**Try it**
If an entry below holds a picture, leave the picture out and print the rest exactly.

**Records from a collection**
Start of Block

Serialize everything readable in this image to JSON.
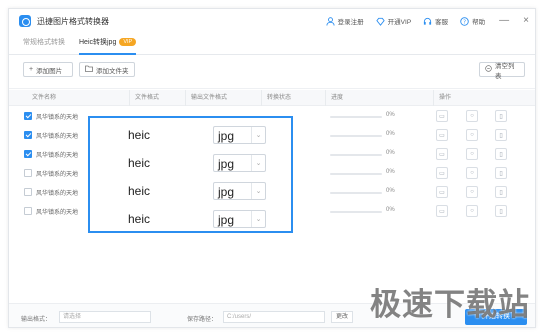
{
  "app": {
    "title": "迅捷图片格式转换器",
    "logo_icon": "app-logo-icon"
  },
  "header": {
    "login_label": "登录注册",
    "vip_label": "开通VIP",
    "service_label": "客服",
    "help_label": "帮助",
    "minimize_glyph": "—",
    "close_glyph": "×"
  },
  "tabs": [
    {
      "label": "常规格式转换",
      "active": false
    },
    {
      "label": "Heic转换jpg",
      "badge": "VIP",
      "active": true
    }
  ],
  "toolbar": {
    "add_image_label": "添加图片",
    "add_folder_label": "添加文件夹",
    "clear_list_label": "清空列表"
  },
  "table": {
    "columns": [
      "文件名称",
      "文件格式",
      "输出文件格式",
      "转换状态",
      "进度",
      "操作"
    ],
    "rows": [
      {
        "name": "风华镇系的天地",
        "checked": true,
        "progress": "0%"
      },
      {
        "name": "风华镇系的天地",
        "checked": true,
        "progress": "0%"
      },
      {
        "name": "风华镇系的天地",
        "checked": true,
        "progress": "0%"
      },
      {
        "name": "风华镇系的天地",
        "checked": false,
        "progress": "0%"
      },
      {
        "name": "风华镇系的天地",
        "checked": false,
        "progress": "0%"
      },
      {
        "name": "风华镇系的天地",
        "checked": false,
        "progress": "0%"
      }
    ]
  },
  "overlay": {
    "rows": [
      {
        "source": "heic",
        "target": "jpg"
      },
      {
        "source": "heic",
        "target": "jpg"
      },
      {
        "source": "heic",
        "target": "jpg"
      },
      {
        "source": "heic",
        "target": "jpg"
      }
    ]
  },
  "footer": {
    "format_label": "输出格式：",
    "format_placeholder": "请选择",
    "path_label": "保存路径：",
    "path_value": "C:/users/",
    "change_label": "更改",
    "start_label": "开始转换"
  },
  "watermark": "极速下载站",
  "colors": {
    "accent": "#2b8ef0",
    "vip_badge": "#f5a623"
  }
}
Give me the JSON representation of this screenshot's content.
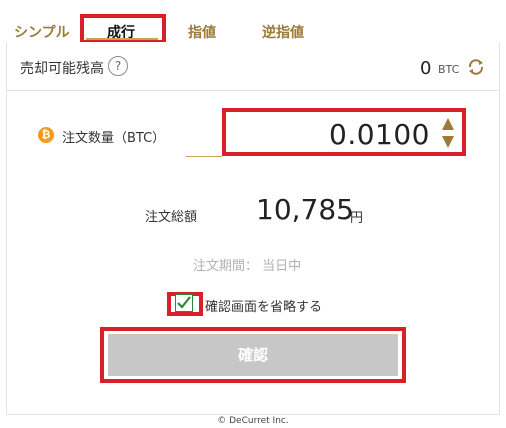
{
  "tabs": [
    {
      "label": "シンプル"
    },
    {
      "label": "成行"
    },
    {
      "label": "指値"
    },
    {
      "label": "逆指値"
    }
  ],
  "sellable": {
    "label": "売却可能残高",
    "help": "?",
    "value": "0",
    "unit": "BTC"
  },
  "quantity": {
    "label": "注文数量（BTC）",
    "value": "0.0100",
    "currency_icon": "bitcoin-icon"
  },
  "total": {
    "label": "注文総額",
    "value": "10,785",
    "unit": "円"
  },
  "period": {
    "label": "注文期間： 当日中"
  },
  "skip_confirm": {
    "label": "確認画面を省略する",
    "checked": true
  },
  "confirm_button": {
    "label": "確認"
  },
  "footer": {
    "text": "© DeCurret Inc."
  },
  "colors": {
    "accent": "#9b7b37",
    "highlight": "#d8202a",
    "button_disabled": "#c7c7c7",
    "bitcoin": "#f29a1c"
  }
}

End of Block

**Result**
Serialize everything readable in this image to JSON.
{
  "app": {
    "title": "迅捷图片格式转换器",
    "logo_icon": "app-logo-icon"
  },
  "header": {
    "login_label": "登录注册",
    "vip_label": "开通VIP",
    "service_label": "客服",
    "help_label": "帮助",
    "minimize_glyph": "—",
    "close_glyph": "×"
  },
  "tabs": [
    {
      "label": "常规格式转换",
      "active": false
    },
    {
      "label": "Heic转换jpg",
      "badge": "VIP",
      "active": true
    }
  ],
  "toolbar": {
    "add_image_label": "添加图片",
    "add_folder_label": "添加文件夹",
    "clear_list_label": "清空列表"
  },
  "table": {
    "columns": [
      "文件名称",
      "文件格式",
      "输出文件格式",
      "转换状态",
      "进度",
      "操作"
    ],
    "rows": [
      {
        "name": "风华镇系的天地",
        "checked": true,
        "progress": "0%"
      },
      {
        "name": "风华镇系的天地",
        "checked": true,
        "progress": "0%"
      },
      {
        "name": "风华镇系的天地",
        "checked": true,
        "progress": "0%"
      },
      {
        "name": "风华镇系的天地",
        "checked": false,
        "progress": "0%"
      },
      {
        "name": "风华镇系的天地",
        "checked": false,
        "progress": "0%"
      },
      {
        "name": "风华镇系的天地",
        "checked": false,
        "progress": "0%"
      }
    ]
  },
  "overlay": {
    "rows": [
      {
        "source": "heic",
        "target": "jpg"
      },
      {
        "source": "heic",
        "target": "jpg"
      },
      {
        "source": "heic",
        "target": "jpg"
      },
      {
        "source": "heic",
        "target": "jpg"
      }
    ]
  },
  "footer": {
    "format_label": "输出格式：",
    "format_placeholder": "请选择",
    "path_label": "保存路径：",
    "path_value": "C:/users/",
    "change_label": "更改",
    "start_label": "开始转换"
  },
  "watermark": "极速下载站",
  "colors": {
    "accent": "#2b8ef0",
    "vip_badge": "#f5a623"
  }
}
Give me the JSON representation of this screenshot's content.
{
  "tabs": [
    {
      "label": "シンプル"
    },
    {
      "label": "成行"
    },
    {
      "label": "指値"
    },
    {
      "label": "逆指値"
    }
  ],
  "sellable": {
    "label": "売却可能残高",
    "help": "?",
    "value": "0",
    "unit": "BTC"
  },
  "quantity": {
    "label": "注文数量（BTC）",
    "value": "0.0100",
    "currency_icon": "bitcoin-icon"
  },
  "total": {
    "label": "注文総額",
    "value": "10,785",
    "unit": "円"
  },
  "period": {
    "label": "注文期間： 当日中"
  },
  "skip_confirm": {
    "label": "確認画面を省略する",
    "checked": true
  },
  "confirm_button": {
    "label": "確認"
  },
  "footer": {
    "text": "© DeCurret Inc."
  },
  "colors": {
    "accent": "#9b7b37",
    "highlight": "#d8202a",
    "button_disabled": "#c7c7c7",
    "bitcoin": "#f29a1c"
  }
}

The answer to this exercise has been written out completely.